Filming the difficult rape scene and the domestic violence shot...

“It was very difficult. We didn’t rehearse that scene until we reached the set. Anvita didn’t describe the scene to me either. Honestly, I was very nervous for those two scenes, but my co-actor Rahul Bose was very supportive. As an actor, it was my responsibility to give my 100 per cent. And Rahul told me that if at any point I am uncomfortable, he was there as Rahul Bose to talk to. He was the opposite of his character Indranil and Mahendra and he had to go into that dark space. Very often, he would break out from the scene, come and talk to me.

"Anvita was also extremely sensitive. After every cut, she would cry and apologise to me. Frankly, I was getting a lot of sympathy on the sets and I felt oddly comforted. As an actor, I knew I had to focus on my scenes at hand and that I was in safe company.
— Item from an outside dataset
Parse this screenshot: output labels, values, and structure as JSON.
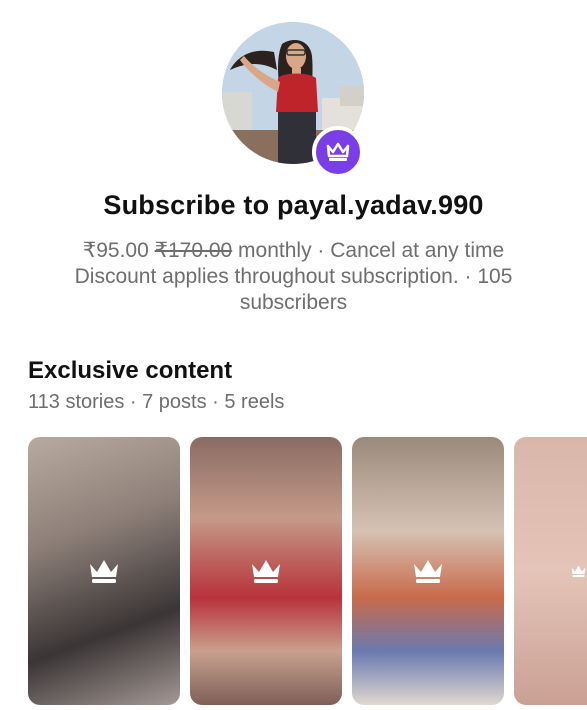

I truly believe not taking things too seriously as an actor. Such scenes will happen to you as an actor and you can’t let it screw things up. I did not let such scenes disturb my mental state. I know that I am not the character I am playing. I had to keep reminding myself that I am acting out a scene.”
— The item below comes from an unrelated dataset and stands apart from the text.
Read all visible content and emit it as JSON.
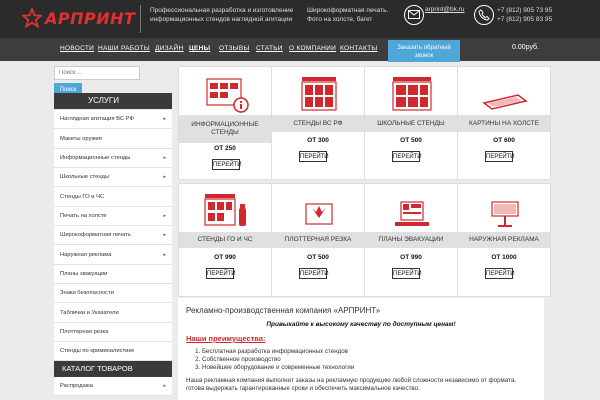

Her journey until her third film ‘Bulbbul’...

“Honestly, I was not good in my debut film ‘Poster Boys’. With my second film, ‘Laila Majnu’, I was struggling with everything and I just felt lucky to even get the part. I wondered why people cribbed about not getting work because I got enough work in my first month in Mumbai. I had two films in hand and I felt it was God’s plan for me. But soon, I realised that I had to work very hard. My co-star in ‘Laila Majnu’, Avinash Tiwari, would sit with the director and discuss all sorts of details and I would be blank wondering what they are discussing. I used to go home and cry, wondering what kind of mess I am entangled in. After ‘Laila Majnu’, I made this decision to join an acting workshop and that’s what I did. I fell in love with the craft while learning the basics of acting. I have started taking acting seriously now.”

Being led by a female director...

“More power to them. It’s the best time to be an actress in this industry today. Nowadays, there are many good roles for women and we don’t think twice about taking on those challenging roles. There is no need for a male actor anymore to invite people into the theatres or to watch a film online. Times are changing. When I got this film, I told my friends and family about ‘Bulbbul’ and the first question they asked was: ‘Who’s the hero?’ My response was simple: ‘Bro, it’s called ‘Bulbbul’ and not ‘Baabul’”. The concept of heroes and heroines should go away. We are actors who are doing no favour on anybody by acting. I do this because I love it. Let’s concentrate on the stories being told.”

Playing the enigmatic ‘Bulbbul’...

“I am more like the younger Bulbbul. The one who’s old wasn’t close to me. My director gave me this weird exercise of changing my breathing pattern and pretending to be someone who’s their own soul mate and who doesn’t need a man or anyone to complete her. When I talk, I move a lot and I use my facial muscles, so it wasn’t easy to act graceful and in control. I kept telling myself, ‘don’t move your hands, look graceful,’ and it worked.

- Manjusha Radhakrishnan
(msn.com)

Top